## ENTRIES SHOWN
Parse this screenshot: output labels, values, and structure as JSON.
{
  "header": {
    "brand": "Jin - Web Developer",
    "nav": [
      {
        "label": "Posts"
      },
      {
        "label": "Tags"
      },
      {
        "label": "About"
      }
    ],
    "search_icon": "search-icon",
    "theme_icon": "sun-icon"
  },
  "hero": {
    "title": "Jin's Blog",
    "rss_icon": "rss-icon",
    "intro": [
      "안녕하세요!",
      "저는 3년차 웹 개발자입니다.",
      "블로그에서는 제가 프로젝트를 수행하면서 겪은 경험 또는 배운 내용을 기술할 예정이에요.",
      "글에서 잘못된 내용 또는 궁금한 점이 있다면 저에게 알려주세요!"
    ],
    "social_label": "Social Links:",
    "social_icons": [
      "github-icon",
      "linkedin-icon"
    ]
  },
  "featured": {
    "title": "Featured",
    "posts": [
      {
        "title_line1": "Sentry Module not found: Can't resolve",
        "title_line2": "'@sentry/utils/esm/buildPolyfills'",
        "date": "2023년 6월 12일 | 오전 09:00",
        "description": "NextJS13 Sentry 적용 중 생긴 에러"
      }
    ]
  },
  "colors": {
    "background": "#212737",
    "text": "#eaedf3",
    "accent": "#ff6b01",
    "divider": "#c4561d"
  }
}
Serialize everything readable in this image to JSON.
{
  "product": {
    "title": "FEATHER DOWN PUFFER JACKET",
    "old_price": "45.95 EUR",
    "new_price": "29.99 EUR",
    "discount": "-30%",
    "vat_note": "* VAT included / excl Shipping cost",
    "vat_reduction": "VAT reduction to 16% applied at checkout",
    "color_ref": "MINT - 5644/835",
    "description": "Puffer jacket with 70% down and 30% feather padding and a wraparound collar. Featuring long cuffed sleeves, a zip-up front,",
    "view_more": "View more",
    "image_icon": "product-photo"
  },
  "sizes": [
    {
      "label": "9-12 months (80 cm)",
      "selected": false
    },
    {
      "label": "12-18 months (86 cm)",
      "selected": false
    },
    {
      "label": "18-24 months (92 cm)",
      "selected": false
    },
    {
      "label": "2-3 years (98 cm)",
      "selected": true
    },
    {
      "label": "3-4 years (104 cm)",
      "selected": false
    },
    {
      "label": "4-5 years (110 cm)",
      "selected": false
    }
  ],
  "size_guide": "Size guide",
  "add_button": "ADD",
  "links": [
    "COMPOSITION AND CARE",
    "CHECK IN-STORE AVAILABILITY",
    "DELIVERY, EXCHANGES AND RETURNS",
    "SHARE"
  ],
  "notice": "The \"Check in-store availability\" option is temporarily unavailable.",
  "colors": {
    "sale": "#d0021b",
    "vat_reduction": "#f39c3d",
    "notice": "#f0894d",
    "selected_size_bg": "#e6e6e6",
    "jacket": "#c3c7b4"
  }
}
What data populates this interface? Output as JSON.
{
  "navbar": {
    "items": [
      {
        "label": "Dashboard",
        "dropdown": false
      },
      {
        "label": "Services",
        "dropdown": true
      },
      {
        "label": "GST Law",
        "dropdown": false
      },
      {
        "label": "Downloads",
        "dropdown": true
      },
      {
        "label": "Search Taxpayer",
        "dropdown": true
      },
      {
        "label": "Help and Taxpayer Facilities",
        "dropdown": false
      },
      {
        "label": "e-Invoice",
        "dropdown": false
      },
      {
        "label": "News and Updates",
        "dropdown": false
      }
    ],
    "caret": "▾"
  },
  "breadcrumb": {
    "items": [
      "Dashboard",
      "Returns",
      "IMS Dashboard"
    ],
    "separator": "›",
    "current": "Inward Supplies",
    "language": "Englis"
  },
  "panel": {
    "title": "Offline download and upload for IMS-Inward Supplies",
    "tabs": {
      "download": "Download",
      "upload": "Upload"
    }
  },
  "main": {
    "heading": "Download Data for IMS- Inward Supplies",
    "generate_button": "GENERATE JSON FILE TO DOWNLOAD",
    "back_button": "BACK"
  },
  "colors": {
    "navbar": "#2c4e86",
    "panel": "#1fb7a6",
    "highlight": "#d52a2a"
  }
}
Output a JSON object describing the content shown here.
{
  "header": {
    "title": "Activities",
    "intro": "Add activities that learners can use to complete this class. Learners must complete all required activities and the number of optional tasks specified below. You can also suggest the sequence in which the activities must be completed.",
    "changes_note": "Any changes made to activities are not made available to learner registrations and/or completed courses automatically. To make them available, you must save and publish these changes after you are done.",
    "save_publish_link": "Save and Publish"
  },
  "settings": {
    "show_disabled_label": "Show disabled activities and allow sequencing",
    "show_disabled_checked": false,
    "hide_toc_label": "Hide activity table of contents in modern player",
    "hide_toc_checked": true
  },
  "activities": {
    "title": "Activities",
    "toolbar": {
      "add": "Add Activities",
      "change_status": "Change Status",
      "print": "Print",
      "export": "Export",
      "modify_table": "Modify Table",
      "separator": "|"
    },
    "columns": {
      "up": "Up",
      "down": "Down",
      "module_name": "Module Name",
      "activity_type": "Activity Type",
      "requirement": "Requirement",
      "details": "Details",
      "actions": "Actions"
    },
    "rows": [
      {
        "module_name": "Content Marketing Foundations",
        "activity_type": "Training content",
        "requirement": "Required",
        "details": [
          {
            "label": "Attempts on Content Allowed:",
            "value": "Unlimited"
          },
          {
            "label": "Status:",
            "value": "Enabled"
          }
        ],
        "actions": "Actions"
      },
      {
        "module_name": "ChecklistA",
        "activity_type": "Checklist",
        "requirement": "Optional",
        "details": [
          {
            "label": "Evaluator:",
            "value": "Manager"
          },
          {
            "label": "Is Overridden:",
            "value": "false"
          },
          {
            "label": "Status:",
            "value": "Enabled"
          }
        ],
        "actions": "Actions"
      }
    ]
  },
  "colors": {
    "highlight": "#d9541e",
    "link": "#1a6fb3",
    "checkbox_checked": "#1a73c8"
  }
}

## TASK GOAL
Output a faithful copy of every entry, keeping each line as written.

## RESULT FOR THIS TASK
Parse this screenshot: output labels, values, and structure as JSON.
{
  "header": {
    "brand": "Jin - Web Developer",
    "nav": [
      {
        "label": "Posts"
      },
      {
        "label": "Tags"
      },
      {
        "label": "About"
      }
    ],
    "search_icon": "search-icon",
    "theme_icon": "sun-icon"
  },
  "hero": {
    "title": "Jin's Blog",
    "rss_icon": "rss-icon",
    "intro": [
      "안녕하세요!",
      "저는 3년차 웹 개발자입니다.",
      "블로그에서는 제가 프로젝트를 수행하면서 겪은 경험 또는 배운 내용을 기술할 예정이에요.",
      "글에서 잘못된 내용 또는 궁금한 점이 있다면 저에게 알려주세요!"
    ],
    "social_label": "Social Links:",
    "social_icons": [
      "github-icon",
      "linkedin-icon"
    ]
  },
  "featured": {
    "title": "Featured",
    "posts": [
      {
        "title_line1": "Sentry Module not found: Can't resolve",
        "title_line2": "'@sentry/utils/esm/buildPolyfills'",
        "date": "2023년 6월 12일 | 오전 09:00",
        "description": "NextJS13 Sentry 적용 중 생긴 에러"
      }
    ]
  },
  "colors": {
    "background": "#212737",
    "text": "#eaedf3",
    "accent": "#ff6b01",
    "divider": "#c4561d"
  }
}
Serialize everything readable in this image to JSON.
{
  "product": {
    "title": "FEATHER DOWN PUFFER JACKET",
    "old_price": "45.95 EUR",
    "new_price": "29.99 EUR",
    "discount": "-30%",
    "vat_note": "* VAT included / excl Shipping cost",
    "vat_reduction": "VAT reduction to 16% applied at checkout",
    "color_ref": "MINT - 5644/835",
    "description": "Puffer jacket with 70% down and 30% feather padding and a wraparound collar. Featuring long cuffed sleeves, a zip-up front,",
    "view_more": "View more",
    "image_icon": "product-photo"
  },
  "sizes": [
    {
      "label": "9-12 months (80 cm)",
      "selected": false
    },
    {
      "label": "12-18 months (86 cm)",
      "selected": false
    },
    {
      "label": "18-24 months (92 cm)",
      "selected": false
    },
    {
      "label": "2-3 years (98 cm)",
      "selected": true
    },
    {
      "label": "3-4 years (104 cm)",
      "selected": false
    },
    {
      "label": "4-5 years (110 cm)",
      "selected": false
    }
  ],
  "size_guide": "Size guide",
  "add_button": "ADD",
  "links": [
    "COMPOSITION AND CARE",
    "CHECK IN-STORE AVAILABILITY",
    "DELIVERY, EXCHANGES AND RETURNS",
    "SHARE"
  ],
  "notice": "The \"Check in-store availability\" option is temporarily unavailable.",
  "colors": {
    "sale": "#d0021b",
    "vat_reduction": "#f39c3d",
    "notice": "#f0894d",
    "selected_size_bg": "#e6e6e6",
    "jacket": "#c3c7b4"
  }
}
What data populates this interface? Output as JSON.
{
  "navbar": {
    "items": [
      {
        "label": "Dashboard",
        "dropdown": false
      },
      {
        "label": "Services",
        "dropdown": true
      },
      {
        "label": "GST Law",
        "dropdown": false
      },
      {
        "label": "Downloads",
        "dropdown": true
      },
      {
        "label": "Search Taxpayer",
        "dropdown": true
      },
      {
        "label": "Help and Taxpayer Facilities",
        "dropdown": false
      },
      {
        "label": "e-Invoice",
        "dropdown": false
      },
      {
        "label": "News and Updates",
        "dropdown": false
      }
    ],
    "caret": "▾"
  },
  "breadcrumb": {
    "items": [
      "Dashboard",
      "Returns",
      "IMS Dashboard"
    ],
    "separator": "›",
    "current": "Inward Supplies",
    "language": "Englis"
  },
  "panel": {
    "title": "Offline download and upload for IMS-Inward Supplies",
    "tabs": {
      "download": "Download",
      "upload": "Upload"
    }
  },
  "main": {
    "heading": "Download Data for IMS- Inward Supplies",
    "generate_button": "GENERATE JSON FILE TO DOWNLOAD",
    "back_button": "BACK"
  },
  "colors": {
    "navbar": "#2c4e86",
    "panel": "#1fb7a6",
    "highlight": "#d52a2a"
  }
}
Output a JSON object describing the content shown here.
{
  "header": {
    "title": "Activities",
    "intro": "Add activities that learners can use to complete this class. Learners must complete all required activities and the number of optional tasks specified below. You can also suggest the sequence in which the activities must be completed.",
    "changes_note": "Any changes made to activities are not made available to learner registrations and/or completed courses automatically. To make them available, you must save and publish these changes after you are done.",
    "save_publish_link": "Save and Publish"
  },
  "settings": {
    "show_disabled_label": "Show disabled activities and allow sequencing",
    "show_disabled_checked": false,
    "hide_toc_label": "Hide activity table of contents in modern player",
    "hide_toc_checked": true
  },
  "activities": {
    "title": "Activities",
    "toolbar": {
      "add": "Add Activities",
      "change_status": "Change Status",
      "print": "Print",
      "export": "Export",
      "modify_table": "Modify Table",
      "separator": "|"
    },
    "columns": {
      "up": "Up",
      "down": "Down",
      "module_name": "Module Name",
      "activity_type": "Activity Type",
      "requirement": "Requirement",
      "details": "Details",
      "actions": "Actions"
    },
    "rows": [
      {
        "module_name": "Content Marketing Foundations",
        "activity_type": "Training content",
        "requirement": "Required",
        "details": [
          {
            "label": "Attempts on Content Allowed:",
            "value": "Unlimited"
          },
          {
            "label": "Status:",
            "value": "Enabled"
          }
        ],
        "actions": "Actions"
      },
      {
        "module_name": "ChecklistA",
        "activity_type": "Checklist",
        "requirement": "Optional",
        "details": [
          {
            "label": "Evaluator:",
            "value": "Manager"
          },
          {
            "label": "Is Overridden:",
            "value": "false"
          },
          {
            "label": "Status:",
            "value": "Enabled"
          }
        ],
        "actions": "Actions"
      }
    ]
  },
  "colors": {
    "highlight": "#d9541e",
    "link": "#1a6fb3",
    "checkbox_checked": "#1a73c8"
  }
}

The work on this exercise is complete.